Collected data entries
————————
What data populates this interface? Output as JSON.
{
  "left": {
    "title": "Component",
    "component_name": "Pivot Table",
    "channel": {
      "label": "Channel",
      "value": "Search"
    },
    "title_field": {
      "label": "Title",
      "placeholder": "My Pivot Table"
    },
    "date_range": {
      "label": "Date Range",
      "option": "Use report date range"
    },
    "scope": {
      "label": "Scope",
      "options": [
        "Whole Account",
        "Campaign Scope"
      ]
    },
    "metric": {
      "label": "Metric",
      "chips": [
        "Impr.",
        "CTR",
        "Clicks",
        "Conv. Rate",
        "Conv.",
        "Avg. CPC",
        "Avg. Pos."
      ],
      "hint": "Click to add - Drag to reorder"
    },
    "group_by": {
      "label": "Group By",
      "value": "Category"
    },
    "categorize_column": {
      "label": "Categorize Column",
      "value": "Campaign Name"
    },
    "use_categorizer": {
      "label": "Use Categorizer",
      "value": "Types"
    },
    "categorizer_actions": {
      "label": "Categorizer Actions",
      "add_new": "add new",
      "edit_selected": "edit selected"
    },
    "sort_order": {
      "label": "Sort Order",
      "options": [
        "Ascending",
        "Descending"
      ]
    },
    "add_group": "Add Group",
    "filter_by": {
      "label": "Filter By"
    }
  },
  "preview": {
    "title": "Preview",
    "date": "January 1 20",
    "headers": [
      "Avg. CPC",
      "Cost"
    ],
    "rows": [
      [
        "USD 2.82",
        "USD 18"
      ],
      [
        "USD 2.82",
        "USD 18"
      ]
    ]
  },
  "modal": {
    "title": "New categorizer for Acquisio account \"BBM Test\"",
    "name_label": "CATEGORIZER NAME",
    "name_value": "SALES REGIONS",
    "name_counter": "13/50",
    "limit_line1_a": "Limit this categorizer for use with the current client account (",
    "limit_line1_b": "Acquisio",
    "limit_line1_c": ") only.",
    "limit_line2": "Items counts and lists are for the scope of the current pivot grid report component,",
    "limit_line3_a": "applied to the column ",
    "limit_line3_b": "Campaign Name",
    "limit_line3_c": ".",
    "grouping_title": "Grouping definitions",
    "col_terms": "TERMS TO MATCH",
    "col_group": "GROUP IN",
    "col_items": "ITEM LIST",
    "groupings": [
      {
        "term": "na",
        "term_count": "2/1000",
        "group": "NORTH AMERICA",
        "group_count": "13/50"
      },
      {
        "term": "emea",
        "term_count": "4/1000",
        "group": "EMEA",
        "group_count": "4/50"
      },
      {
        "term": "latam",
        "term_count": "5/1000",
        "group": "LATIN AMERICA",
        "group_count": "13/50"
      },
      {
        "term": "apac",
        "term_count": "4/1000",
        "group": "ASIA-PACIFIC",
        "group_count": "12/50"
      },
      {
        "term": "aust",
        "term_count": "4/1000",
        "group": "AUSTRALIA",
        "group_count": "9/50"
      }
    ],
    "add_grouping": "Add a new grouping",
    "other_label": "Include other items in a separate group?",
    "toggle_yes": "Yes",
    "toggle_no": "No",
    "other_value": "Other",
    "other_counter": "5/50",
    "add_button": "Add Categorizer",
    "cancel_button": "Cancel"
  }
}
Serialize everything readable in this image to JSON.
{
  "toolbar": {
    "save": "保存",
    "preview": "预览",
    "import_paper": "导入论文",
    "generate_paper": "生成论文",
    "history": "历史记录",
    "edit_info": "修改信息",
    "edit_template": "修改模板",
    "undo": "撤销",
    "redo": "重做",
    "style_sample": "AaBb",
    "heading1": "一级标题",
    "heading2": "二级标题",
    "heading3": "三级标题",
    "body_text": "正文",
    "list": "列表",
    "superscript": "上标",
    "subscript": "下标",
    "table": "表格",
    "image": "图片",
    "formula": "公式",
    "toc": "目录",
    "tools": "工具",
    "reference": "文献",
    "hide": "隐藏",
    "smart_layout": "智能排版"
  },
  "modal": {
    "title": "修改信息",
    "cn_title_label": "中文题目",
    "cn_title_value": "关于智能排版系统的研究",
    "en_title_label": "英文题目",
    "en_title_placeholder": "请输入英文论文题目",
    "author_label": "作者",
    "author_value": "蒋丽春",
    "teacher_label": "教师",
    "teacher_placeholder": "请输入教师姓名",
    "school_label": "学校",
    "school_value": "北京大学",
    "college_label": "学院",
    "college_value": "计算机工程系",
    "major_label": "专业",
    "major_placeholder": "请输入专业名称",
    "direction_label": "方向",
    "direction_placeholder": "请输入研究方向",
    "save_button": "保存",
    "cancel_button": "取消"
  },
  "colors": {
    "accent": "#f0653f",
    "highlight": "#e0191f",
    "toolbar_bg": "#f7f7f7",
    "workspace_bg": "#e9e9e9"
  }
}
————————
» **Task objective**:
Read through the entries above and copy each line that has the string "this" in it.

» **Task result**:
What data populates this interface? Output as JSON.
    "limit_line1_a": "Limit this categorizer for use with the current client account (",
Serialize everything readable in this image to JSON.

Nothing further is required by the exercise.